It comes as the Government's Benefits of the Boom Committee travels the state, according to the Tasmanian Mercury.
Senator Doug Cameron has been one of the main proponents of the establishment of a National Mining and Engineering Skills Hub in Tasmania.
"Tasmania has had a long history of engineering excellence and it has a long history of mining," Cameron said.
"We think that one of the benefits that could be brought about for Tasmania is to establish a training centre in Tasmania for the mining and engineering industry."
Cameron went on to say that the hub should be funded by the industry itself, as well as receiving support from the Federal, Queensland, and West Australian governments.
It comes after a recent Commsec report labelled Tasmania as the worst performing region in the country and was a good candidate to receive redistributed funds from the mining boom.
"Tasmania is under-performing other state and territory economies and arguably is the number one candidate of any regional income redistribution as the Federal Government seeks to share the benefits of the mining boom across the broader Australian economy," it said.
Cameron added: "Why shouldn't the mining billionaires and the mining industry provide some support for a state which is providing them benefits with no practical benefits coming back?"
Tasmania has recently refocused on the viability of its mining industry.
Tasmanian minister for energy and resources Bryan Green said the “importance of mining and mineral processing industries to Tasmania should not be underestimated.

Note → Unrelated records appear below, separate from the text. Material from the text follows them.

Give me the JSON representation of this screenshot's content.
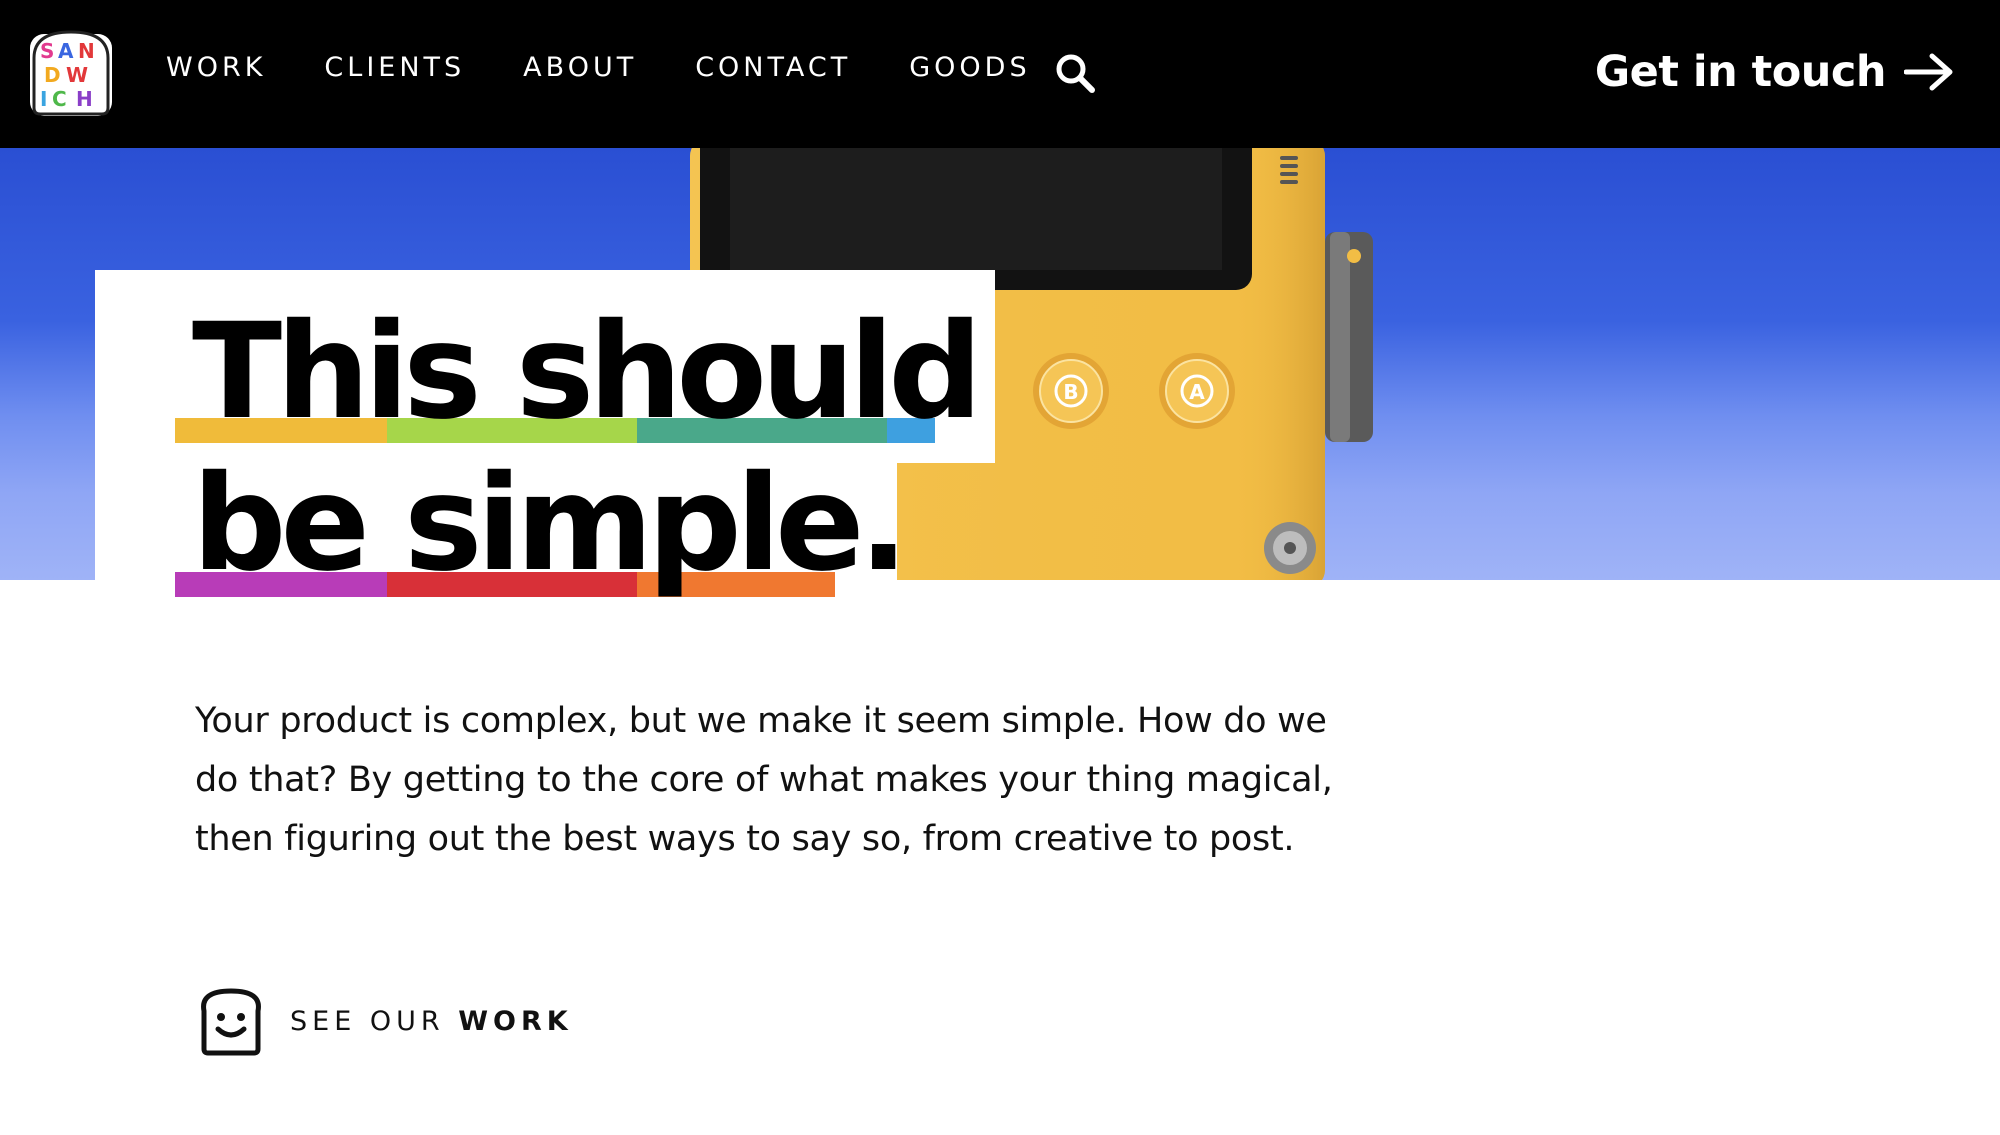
{
  "header": {
    "logo_name": "sandwich-logo",
    "nav": [
      {
        "label": "WORK"
      },
      {
        "label": "CLIENTS"
      },
      {
        "label": "ABOUT"
      },
      {
        "label": "CONTACT"
      },
      {
        "label": "GOODS"
      }
    ],
    "search_icon": "search-icon",
    "cta_label": "Get in touch",
    "cta_icon": "arrow-right-icon"
  },
  "hero": {
    "headline_line1": "This should",
    "headline_line2": "be simple.",
    "device_button_b": "B",
    "device_button_a": "A"
  },
  "intro": {
    "text": "Your product is complex, but we make it seem simple. How do we do that? By getting to the core of what makes your thing magical, then figuring out the best ways to say so, from creative to post."
  },
  "cta_work": {
    "prefix": "SEE OUR ",
    "strong": "WORK",
    "icon": "toast-face-icon"
  },
  "colors": {
    "topbar": "#000000",
    "sky": "#2a4fd3",
    "device": "#f2bd45",
    "stripe_yellow": "#f0bb3a",
    "stripe_green": "#a6d64a",
    "stripe_teal": "#4aa88a",
    "stripe_blue": "#3ea0e0",
    "stripe_magenta": "#b83cb8",
    "stripe_red": "#d83038",
    "stripe_orange": "#f07830"
  }
}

"The industry contributes more than 40% to the State’s gross export income,” Green said.
However "the value of the mining sector is not as widely appreciated in Tasmania as it should be".
Speaking at the Tasmanian Minerals Conference in Launceston, he pointed to a growth in minerals exploration as a "bright light on the State’s economic horizon".
Cameron added that "they mine more varied resources in Tasmania than the rest of the nation put together".
No timeline was given for the creation of a skills hub on the island.